Learning to Succeed in Business as the World Gets Smaller
February 09, 2012
|Bill Fisse (BBA ’75, MBA ’77), senior human resources officer at Citi Global Transaction Services, helped lead a discussion on growing career opportunities in Asia.|
What does it take to be successful in business on the other side of the world? The School of Business had the chance to find out in a panel discussion and networking forum in January. The forum, Focus on Asia: Building a Career and Doing Business in a Global Environment, was hosted by Citi Global Transaction Services in partnership with the Chinese Students and Scholars Association. Students listened to keynote speakers Michael Werner, accounting lecturer; Yongtao Guan, management science professor; and Bill Fisse (BBA ’75, MBA ’77), senior human resources officer at Citi Global Transaction Services, as they discussed the growing career opportunities in the region.

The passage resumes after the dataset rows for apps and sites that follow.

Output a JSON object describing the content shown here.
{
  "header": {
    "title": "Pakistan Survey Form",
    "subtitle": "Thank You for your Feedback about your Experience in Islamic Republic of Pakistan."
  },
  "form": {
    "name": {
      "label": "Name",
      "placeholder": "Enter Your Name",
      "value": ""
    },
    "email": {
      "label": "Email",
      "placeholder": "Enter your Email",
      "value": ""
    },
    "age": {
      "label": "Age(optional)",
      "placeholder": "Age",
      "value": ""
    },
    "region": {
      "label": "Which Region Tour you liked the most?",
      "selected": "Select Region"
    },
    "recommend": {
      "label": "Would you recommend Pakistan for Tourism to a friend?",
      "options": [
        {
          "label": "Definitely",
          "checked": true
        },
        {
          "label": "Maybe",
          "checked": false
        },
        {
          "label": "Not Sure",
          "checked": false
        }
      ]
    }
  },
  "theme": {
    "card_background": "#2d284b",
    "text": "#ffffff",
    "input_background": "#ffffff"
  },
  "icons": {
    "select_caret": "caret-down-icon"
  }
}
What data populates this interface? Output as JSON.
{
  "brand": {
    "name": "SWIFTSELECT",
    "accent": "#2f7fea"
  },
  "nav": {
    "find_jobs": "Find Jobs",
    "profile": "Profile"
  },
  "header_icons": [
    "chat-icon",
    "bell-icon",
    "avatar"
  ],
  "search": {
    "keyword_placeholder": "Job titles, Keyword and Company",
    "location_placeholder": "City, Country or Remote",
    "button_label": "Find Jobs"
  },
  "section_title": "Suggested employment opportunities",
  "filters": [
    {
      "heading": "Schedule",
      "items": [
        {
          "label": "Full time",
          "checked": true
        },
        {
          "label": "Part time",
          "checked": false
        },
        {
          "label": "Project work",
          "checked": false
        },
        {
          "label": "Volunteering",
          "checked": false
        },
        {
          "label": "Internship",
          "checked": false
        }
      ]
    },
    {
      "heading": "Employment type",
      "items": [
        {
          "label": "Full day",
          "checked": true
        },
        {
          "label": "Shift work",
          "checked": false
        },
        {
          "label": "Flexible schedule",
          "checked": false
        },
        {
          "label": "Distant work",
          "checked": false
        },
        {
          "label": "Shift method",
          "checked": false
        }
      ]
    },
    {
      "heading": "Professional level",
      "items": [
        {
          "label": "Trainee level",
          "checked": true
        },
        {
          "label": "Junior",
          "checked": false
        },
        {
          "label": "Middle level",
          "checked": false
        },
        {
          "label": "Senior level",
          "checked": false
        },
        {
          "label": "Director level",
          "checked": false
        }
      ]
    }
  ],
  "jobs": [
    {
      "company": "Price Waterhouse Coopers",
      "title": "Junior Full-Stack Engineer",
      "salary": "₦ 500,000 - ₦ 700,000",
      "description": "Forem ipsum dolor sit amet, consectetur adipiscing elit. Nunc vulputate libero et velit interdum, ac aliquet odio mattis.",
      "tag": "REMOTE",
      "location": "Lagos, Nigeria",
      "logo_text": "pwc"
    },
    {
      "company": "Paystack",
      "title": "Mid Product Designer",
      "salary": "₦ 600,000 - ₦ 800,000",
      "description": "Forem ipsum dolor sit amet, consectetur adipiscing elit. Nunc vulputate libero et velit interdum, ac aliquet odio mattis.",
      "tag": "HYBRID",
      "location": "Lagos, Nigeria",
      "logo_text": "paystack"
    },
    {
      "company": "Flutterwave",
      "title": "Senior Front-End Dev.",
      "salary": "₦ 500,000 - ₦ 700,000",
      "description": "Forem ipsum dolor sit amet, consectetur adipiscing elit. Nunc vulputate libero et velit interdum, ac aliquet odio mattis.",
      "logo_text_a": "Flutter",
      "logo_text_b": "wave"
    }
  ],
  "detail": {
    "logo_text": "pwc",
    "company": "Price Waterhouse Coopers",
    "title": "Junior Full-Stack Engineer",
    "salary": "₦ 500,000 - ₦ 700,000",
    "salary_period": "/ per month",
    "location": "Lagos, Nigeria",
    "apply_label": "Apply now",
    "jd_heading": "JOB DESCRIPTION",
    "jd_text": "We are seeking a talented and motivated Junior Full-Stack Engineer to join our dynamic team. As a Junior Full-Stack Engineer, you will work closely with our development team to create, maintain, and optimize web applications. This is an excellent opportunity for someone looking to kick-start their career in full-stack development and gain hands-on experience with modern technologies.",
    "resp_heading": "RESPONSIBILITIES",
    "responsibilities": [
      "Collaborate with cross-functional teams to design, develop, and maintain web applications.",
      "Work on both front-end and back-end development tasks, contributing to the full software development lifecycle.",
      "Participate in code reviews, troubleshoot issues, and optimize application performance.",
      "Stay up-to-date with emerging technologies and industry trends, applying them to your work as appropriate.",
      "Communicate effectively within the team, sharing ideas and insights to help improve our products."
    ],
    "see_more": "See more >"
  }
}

The forum also gave students the chance to familiarize themselves with practical skills they will need, should their careers take them to Asia. Guan engaged students in a lively discussion about the cultural differences between American and Asian dining scenarios. He explained best practices for Asian business dinners, where it is polite, for example, for guests to leave food on their plates as a sign their host had ordered enough food.
“You need to be adaptive and open-minded,” said Guan about networking and assimilating into Asian culture. “The idea is to build a relationship based on trust.”
Panel participants Tonette Palencia, vice president of Citi Global Transaction Services’ public sector; Amit Talati, senior vice president of Citi Information Technology; and Fion Basch, a Citi analyst, were also on hand to tell students about career experiences that have taken them across the globe.
“The more people you meet, the more you realize you’re the same,” said Talati, who currently works in Citi’s Ft. Lauderdale office and has worked in its Australian, United Kingdom and Latin American offices.
According to Fisse, platforms to create awareness of different cultures and opportunities for students abroad are essential. “The world is increasingly becoming a smaller place,” he told students. “Globalization is real, it’s happening, and you need to take advantage of it.”